China’s rural migrant labor (農民工, nongminggong) has increased from 20-30 million during the mid-1980s to over 160 million in 2012. About a third to half of these rural-urban migrants are women who are collectively known as “working sisters” or dagongmei (打工妹).
In Out to Work: Migration, Gender, and the Changing Lives of Rural Women in Contemporary China, Arianne Gaetano follows the rural-urban migration experiences of a few dagongmei who first migrated from their villages in central and western provinces to Beijing between 1993 and 2000. While the issue of rural-urban migration in China has been well covered in the news and media, this book offers a detailed and intimate look into the lives of these women from their mid-to-late teens when they migrated as single girls to Beijing to work as domestic workers and hotel housekeepers, to their mid-to-late thirties as they became seasoned dagongmei, working wives and mothers.
The stories documented in this book are illuminating not just because they offer glimpses into the varied and individualized experiences of these women. More important, these stories tell a broader narrative about sociocultural transformations in a rapidly changing China: gender and class inequality; the changing norms and stereotypes of gender, sexuality, marriage, and family; the tensions between tradition and modernity; as well as new forms of social distinction that are intertwined with a growing consumer culture.
Gaetano’s book makes no apology in taking a feminist perspective, i.e. focusing on women rather than men. In addition to serving as “an important corrective” to migration studies that had “long overlooked women”, Gaetano is also interested in understanding “how migration impacts rural Chinese women’s identity and their agency or capacity for self-determination”.
The book is organized according to the women’s journey of becoming working women and mothers: subsequent chapters focus on how the women were caught between their desires for migration and their obligations to their families as dutiful daughters; how these women’s migration pathways pan out in relation to gendered social networks that they rely upon to find employment and for support; the paradoxes of these women who conduct menial labor and how they are encouraged to desire to be, and to become, model workers; on their transition from country bumpkin girls to sophisticated “urban” women through the adoption of consumer culture; and on their negotiations of marriage and married life as they become wives, daughter-in-laws, and mothers. These vignettes provide a fuller understanding of what life is like for these Chinese rural women as they transition from young girls to adult women while being dagongmei on the move.
If migration is embarked upon as a means to greater autonomy and freedom to pursue individual ambitions, the experiences of the women in Gaetano’s book show in detail that this rosy and idealized dream may not be entirely true. The deeply entrenched patrilineal-patrilocal marriage and family system—especially in the villages—continue to circumscribe and delimit the women’s autonomy and freedom. Typically, a young rural migrant-to-be would be entrusted in the care of an older and more established migrant through family and social networks (guanxi). The experienced migrant woman take on the role of a guardian by default: she facilitates the younger woman’s access to gender-specific jobs in the cities, and polices the younger woman’s reputation as the filial, yet-to-be-married daughter on behalf of her parents back in the village. This creates a paradoxical situation: on the one hand, gender-specific social networks facilitate rural women’s migrations and job opportunities in the cities; on the other hand, these networks in turn constrain the women’s freedom and autonomy by reinforcing existing social and gender norms.
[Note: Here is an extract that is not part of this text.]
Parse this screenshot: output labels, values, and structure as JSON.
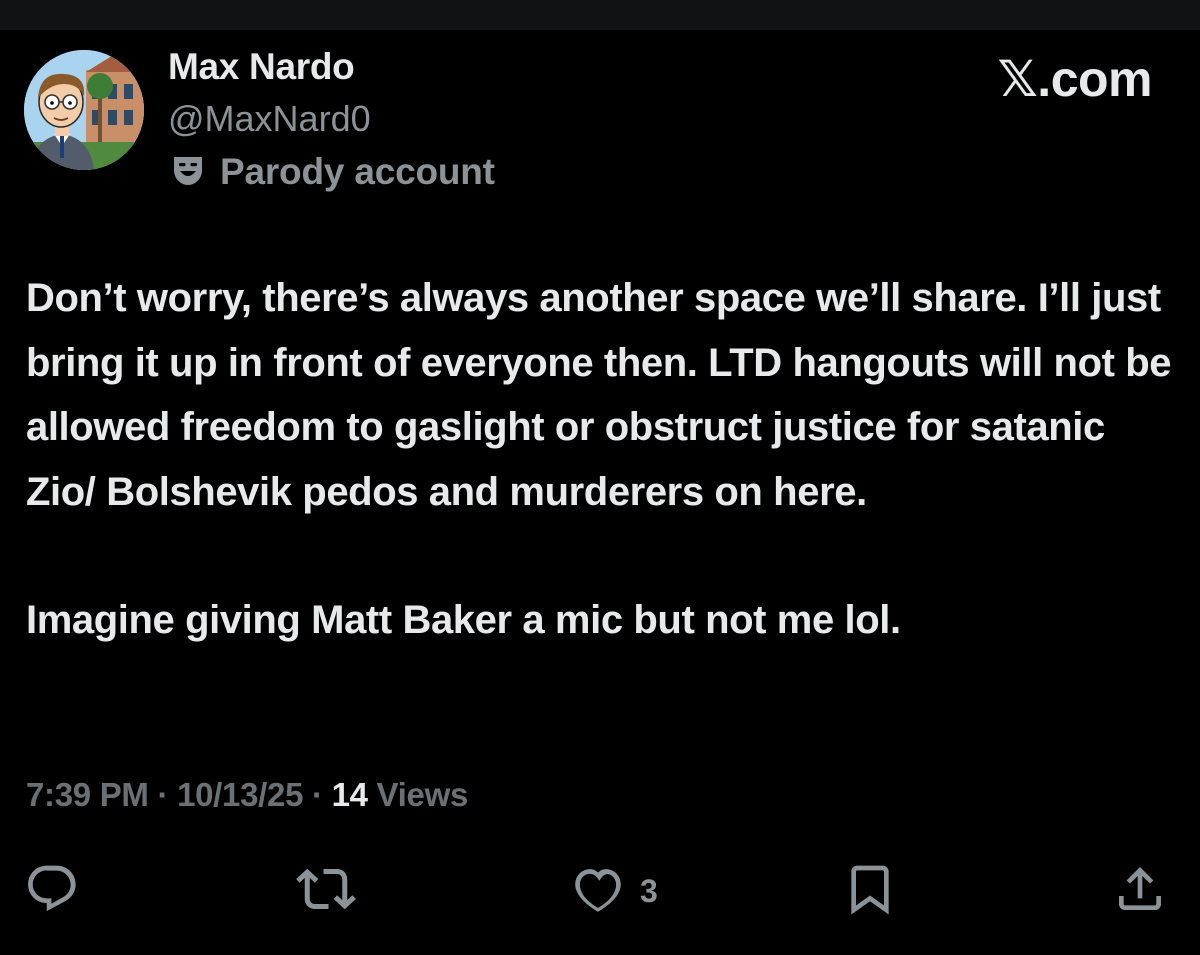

However, this does not mean that there is no hope for any significant changes to the lives of the individual women in Gaetano’s book. By moving to the city, Yarui was able to marry and settle down in Beijing instead of returning to her village or marrying through traditional match-making. As a result of their rural-urban migration, these dagongmei acquire knowledge and experiences which transform them from “country bumpkins” to “urban sophisticates”. Some went on to acquire college degrees and skills which help improve their living standards to a certain extent. In contrast to the expected image of the ideal worker who is docile and compliant, some migrant women respond to employers’ unfair treatment by protesting, confronting their employers on the matter, or quitting as a form of resistance. Even if these actions did not change the broader social structures, they are expressions of resistance and demonstrate the migrant women’s sense of justice for themselves and their lives.
Overall, Out to Work offers a rich and nuanced account of the changing lives of rural-urban female migrants in China at the turn of the twenty-first century. The book shows that migrating to the city for work advances the dagongmei’s social mobility and relative gender positions to a certain extent. However, the book also shows that each individual triumph is as yet not strong enough to completely challenge the deeply entrenched gender and rural-urban inequalities in a rapidly changing China. As China charges full steam ahead, attention also needs to be given to the unforeseen human and social consequences of economic development.